* **WHAT TO PRODUCE**: Search through the entries for the word "JSON" and copy every line that has it.

___ MATERIAL FOR THIS TASK

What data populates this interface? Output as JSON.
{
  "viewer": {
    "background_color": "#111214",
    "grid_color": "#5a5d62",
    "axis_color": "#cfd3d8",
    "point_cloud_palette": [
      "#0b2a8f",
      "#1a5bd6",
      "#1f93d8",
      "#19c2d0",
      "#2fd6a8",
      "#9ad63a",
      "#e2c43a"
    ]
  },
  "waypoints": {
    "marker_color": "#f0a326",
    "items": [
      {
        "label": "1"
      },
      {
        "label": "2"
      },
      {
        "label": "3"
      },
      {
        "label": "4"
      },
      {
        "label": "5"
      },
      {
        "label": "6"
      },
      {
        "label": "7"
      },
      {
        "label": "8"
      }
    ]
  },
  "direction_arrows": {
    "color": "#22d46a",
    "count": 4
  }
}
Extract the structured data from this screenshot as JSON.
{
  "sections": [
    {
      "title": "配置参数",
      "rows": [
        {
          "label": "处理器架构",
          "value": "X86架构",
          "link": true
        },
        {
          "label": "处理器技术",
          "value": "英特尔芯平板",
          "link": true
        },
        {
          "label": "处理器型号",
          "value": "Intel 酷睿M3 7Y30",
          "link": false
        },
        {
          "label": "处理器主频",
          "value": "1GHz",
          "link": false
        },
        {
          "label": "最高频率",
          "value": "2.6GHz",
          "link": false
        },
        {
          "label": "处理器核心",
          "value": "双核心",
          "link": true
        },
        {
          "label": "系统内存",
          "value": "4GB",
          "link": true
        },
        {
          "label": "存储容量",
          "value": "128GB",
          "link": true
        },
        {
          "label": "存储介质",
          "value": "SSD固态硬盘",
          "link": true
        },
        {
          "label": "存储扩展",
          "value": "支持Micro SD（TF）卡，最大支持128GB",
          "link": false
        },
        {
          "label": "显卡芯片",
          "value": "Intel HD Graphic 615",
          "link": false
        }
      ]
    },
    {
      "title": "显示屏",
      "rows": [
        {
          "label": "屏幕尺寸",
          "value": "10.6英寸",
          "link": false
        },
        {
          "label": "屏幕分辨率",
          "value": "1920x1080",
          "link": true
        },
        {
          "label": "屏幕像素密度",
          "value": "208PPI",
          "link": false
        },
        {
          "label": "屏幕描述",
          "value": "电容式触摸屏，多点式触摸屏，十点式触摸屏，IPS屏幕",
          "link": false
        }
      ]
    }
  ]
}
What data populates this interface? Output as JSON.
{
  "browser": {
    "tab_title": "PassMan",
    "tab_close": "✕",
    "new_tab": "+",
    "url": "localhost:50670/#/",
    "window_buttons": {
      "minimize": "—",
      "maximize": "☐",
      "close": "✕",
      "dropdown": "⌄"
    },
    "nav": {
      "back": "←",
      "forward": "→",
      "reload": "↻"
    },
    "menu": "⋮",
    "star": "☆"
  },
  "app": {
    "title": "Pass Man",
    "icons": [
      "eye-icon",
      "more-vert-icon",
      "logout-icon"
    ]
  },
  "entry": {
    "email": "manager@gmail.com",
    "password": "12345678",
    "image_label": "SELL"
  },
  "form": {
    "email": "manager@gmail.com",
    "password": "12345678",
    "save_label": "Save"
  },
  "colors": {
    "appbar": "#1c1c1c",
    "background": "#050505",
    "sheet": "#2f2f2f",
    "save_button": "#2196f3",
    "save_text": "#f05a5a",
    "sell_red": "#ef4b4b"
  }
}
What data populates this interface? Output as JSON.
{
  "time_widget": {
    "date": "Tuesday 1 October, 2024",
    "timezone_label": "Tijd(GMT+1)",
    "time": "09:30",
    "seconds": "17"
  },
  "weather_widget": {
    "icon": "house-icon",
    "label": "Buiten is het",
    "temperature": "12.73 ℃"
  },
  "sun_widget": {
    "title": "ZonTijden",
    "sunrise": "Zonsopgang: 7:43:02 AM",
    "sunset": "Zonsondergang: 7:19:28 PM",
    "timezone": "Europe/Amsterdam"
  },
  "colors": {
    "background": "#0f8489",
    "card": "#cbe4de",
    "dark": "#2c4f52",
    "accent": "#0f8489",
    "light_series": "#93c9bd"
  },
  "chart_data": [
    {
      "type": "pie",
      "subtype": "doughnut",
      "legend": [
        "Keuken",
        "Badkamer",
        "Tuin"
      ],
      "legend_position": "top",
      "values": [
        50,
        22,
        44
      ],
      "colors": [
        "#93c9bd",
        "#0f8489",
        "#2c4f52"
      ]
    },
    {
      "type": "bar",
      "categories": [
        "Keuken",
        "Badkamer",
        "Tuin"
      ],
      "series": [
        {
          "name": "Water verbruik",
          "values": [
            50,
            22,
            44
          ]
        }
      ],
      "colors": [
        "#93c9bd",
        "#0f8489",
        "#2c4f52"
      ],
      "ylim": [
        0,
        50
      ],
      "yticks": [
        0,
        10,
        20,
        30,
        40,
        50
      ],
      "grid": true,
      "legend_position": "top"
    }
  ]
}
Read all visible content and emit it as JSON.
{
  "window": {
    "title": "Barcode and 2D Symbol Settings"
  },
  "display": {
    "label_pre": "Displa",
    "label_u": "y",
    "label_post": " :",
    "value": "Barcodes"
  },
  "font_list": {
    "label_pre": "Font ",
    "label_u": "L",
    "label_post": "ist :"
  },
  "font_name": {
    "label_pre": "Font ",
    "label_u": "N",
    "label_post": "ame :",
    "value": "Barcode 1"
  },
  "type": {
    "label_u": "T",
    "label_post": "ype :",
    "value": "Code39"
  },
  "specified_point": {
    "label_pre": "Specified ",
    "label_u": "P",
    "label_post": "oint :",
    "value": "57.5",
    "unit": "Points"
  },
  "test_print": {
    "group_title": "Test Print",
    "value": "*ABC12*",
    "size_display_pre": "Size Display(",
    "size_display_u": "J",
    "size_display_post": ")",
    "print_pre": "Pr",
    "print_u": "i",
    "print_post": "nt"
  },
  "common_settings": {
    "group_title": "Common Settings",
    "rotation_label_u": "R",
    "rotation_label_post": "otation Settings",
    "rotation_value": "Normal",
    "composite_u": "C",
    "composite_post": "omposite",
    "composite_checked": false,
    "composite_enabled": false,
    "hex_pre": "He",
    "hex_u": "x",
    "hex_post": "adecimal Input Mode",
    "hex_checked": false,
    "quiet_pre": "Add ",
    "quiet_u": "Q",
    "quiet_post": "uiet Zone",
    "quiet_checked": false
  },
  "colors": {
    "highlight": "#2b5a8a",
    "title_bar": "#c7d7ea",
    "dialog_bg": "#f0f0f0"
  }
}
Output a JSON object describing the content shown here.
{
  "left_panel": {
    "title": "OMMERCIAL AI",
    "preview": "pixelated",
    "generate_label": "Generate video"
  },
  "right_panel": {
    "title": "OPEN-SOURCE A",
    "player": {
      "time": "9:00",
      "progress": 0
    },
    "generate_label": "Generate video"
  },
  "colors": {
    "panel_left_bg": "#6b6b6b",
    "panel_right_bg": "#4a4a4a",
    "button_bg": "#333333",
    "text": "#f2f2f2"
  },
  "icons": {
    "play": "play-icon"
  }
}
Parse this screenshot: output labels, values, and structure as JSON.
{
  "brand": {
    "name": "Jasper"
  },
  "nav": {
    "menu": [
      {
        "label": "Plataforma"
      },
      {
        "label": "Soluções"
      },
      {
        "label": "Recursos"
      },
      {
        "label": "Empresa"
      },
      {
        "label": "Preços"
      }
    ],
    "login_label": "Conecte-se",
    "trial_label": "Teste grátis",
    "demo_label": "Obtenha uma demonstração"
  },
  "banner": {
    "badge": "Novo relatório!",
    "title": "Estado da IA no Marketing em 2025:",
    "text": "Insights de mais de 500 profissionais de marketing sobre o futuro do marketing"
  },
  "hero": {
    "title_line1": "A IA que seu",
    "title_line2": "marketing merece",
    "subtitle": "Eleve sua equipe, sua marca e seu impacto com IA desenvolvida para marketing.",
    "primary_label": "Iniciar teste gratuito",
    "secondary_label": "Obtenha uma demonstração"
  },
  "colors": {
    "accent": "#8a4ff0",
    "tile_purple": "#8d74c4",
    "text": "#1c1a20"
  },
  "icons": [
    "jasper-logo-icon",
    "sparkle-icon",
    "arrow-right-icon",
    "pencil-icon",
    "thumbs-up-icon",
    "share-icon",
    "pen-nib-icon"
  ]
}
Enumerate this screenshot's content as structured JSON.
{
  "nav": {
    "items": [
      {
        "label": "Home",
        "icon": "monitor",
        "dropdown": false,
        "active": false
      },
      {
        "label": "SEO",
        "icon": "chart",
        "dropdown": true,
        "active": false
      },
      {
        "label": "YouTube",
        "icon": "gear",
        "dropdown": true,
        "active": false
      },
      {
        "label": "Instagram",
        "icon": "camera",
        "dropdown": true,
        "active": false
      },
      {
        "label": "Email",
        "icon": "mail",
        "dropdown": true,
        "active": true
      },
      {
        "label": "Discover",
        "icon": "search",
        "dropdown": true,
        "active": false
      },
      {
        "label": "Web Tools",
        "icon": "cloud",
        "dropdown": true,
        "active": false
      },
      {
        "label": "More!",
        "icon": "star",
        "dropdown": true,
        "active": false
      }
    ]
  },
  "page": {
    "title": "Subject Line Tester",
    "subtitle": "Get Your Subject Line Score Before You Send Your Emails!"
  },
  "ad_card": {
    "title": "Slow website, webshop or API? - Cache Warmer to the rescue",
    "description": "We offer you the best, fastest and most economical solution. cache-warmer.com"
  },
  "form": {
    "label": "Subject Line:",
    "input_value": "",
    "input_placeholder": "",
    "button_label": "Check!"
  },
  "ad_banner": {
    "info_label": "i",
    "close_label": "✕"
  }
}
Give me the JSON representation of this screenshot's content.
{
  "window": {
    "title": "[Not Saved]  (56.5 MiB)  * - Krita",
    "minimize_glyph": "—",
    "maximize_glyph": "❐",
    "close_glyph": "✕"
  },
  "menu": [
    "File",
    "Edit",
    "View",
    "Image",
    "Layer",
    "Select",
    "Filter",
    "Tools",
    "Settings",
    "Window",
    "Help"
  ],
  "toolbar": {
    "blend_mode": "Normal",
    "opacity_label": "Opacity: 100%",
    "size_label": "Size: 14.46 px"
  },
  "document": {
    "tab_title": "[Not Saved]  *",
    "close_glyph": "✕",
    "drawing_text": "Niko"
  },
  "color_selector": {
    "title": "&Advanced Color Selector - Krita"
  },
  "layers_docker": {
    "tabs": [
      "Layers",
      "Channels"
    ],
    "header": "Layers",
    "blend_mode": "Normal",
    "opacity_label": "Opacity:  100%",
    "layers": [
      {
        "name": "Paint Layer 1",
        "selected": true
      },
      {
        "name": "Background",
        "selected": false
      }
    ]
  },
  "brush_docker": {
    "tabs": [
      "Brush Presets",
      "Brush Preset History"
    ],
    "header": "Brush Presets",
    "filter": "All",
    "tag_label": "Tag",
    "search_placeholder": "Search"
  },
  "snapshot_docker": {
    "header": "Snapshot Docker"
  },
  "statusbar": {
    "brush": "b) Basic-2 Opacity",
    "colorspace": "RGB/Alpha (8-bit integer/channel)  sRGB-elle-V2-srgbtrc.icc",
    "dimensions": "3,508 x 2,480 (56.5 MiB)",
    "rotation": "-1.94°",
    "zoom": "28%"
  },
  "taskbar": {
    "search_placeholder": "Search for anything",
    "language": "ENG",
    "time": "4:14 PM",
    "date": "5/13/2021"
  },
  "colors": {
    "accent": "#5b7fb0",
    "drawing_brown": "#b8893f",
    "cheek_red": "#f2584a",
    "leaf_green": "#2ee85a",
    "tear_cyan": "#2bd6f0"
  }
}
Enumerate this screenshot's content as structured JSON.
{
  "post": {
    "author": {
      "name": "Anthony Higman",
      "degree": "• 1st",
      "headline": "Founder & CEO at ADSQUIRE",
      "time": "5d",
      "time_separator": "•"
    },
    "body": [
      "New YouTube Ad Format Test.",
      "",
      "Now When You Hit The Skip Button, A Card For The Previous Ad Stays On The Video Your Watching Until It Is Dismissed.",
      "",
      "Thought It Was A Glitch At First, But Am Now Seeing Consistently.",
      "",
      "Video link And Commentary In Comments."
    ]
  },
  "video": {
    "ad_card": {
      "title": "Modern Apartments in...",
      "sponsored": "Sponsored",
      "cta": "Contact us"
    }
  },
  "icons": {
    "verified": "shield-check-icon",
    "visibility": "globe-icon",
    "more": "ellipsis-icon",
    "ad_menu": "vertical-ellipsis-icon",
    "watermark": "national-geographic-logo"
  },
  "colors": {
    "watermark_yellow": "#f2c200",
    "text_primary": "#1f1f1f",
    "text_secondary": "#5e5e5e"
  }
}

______

* **SOLUTION FOR THIS EXERCISE**:
What data populates this interface? Output as JSON.
Extract the structured data from this screenshot as JSON.
What data populates this interface? Output as JSON.
What data populates this interface? Output as JSON.
Read all visible content and emit it as JSON.
Output a JSON object describing the content shown here.
Parse this screenshot: output labels, values, and structure as JSON.
Enumerate this screenshot's content as structured JSON.
Give me the JSON representation of this screenshot's content.
Enumerate this screenshot's content as structured JSON.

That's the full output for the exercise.